Task instructions »
Please count the lines in the material below that include "torchscript". Reply with the number alone.

Records »
[Start of Attachment]
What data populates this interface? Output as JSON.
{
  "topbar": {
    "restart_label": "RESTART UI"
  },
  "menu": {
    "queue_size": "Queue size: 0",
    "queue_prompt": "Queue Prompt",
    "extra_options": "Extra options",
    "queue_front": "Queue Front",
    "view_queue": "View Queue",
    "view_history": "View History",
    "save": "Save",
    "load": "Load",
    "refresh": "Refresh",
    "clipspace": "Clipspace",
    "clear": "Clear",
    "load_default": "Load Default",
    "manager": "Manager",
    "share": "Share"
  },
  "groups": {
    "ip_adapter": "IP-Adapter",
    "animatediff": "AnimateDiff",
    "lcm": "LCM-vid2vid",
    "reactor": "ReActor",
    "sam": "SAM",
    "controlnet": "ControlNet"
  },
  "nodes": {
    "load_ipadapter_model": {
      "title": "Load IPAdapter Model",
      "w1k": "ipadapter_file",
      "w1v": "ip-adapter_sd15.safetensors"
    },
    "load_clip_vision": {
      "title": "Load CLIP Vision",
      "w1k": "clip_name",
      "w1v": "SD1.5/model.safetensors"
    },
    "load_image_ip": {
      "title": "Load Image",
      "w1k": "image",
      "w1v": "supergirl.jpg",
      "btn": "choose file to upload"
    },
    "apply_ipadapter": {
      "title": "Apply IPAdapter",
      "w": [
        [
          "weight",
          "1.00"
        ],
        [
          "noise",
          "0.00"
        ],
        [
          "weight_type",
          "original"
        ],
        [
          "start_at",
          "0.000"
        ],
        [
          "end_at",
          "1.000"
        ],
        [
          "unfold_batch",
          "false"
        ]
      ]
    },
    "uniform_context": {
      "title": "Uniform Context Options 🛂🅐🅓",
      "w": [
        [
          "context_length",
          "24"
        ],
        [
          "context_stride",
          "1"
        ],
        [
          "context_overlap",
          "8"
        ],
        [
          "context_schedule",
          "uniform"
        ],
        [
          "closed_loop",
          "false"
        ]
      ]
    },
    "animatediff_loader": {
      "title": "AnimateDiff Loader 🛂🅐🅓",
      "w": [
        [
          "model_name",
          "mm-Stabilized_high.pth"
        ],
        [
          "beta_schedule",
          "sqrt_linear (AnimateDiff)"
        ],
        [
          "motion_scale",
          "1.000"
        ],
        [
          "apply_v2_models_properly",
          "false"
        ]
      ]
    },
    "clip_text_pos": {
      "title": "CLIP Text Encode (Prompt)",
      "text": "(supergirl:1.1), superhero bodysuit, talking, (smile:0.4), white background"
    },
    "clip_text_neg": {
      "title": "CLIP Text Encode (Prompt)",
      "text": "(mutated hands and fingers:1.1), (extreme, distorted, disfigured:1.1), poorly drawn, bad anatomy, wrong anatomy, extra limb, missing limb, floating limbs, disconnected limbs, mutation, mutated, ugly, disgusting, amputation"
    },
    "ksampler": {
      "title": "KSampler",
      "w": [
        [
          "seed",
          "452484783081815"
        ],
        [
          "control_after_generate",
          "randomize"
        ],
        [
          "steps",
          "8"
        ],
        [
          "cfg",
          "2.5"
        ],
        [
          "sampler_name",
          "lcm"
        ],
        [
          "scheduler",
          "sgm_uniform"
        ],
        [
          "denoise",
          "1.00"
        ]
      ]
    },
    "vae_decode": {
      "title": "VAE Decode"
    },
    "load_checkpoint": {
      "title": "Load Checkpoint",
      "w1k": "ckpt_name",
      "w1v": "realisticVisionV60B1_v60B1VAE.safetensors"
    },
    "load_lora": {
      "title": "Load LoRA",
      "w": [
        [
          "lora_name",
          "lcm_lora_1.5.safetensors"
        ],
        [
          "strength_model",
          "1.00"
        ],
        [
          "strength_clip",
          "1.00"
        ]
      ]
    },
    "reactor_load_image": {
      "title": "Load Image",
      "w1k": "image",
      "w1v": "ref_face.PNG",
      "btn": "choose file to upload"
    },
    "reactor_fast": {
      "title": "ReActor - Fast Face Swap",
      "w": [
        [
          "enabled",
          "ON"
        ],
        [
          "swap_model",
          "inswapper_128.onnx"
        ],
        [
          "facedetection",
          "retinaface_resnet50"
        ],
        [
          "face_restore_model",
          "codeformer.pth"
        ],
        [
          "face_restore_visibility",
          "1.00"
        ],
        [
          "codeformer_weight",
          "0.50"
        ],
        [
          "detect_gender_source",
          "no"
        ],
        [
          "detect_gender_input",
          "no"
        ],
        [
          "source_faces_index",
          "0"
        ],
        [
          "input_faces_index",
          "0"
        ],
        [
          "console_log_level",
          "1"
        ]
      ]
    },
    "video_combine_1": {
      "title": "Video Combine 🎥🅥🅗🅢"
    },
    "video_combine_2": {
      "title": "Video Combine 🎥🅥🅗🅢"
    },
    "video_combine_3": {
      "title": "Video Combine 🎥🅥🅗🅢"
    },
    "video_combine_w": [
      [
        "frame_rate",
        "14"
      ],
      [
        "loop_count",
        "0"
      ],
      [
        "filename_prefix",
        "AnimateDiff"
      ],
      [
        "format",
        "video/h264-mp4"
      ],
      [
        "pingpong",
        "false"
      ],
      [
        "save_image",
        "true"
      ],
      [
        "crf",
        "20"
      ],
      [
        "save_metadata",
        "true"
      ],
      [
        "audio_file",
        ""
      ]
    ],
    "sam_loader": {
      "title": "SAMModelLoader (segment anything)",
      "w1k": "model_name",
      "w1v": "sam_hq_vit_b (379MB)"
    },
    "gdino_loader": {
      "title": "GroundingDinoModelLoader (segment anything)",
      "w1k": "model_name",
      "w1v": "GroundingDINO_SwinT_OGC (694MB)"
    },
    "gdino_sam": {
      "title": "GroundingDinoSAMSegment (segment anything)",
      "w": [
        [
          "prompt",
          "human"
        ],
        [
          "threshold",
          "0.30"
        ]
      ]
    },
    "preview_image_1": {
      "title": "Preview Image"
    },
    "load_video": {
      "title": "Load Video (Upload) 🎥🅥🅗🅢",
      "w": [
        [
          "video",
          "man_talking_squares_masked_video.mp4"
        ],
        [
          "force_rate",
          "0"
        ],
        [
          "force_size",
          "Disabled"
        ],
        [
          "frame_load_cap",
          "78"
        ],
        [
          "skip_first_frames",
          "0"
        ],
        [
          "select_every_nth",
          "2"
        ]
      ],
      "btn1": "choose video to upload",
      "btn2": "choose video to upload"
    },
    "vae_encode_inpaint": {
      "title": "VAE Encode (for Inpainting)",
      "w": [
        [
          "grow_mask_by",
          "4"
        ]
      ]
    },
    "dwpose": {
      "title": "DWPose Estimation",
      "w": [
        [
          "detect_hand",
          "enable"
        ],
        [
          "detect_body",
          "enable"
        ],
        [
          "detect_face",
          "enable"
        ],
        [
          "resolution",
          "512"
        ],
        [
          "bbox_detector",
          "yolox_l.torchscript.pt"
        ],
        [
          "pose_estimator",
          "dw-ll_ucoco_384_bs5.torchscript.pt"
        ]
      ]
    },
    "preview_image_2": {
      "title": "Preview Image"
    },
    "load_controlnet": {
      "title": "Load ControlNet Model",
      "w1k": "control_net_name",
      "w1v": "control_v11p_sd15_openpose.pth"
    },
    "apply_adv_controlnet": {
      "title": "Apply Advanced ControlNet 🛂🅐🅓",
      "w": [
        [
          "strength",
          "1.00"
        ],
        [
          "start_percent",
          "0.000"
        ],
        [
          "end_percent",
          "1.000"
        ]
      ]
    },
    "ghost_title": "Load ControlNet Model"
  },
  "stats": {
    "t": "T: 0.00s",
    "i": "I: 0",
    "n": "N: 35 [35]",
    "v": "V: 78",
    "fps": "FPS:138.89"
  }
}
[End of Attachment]
Exercise response »
2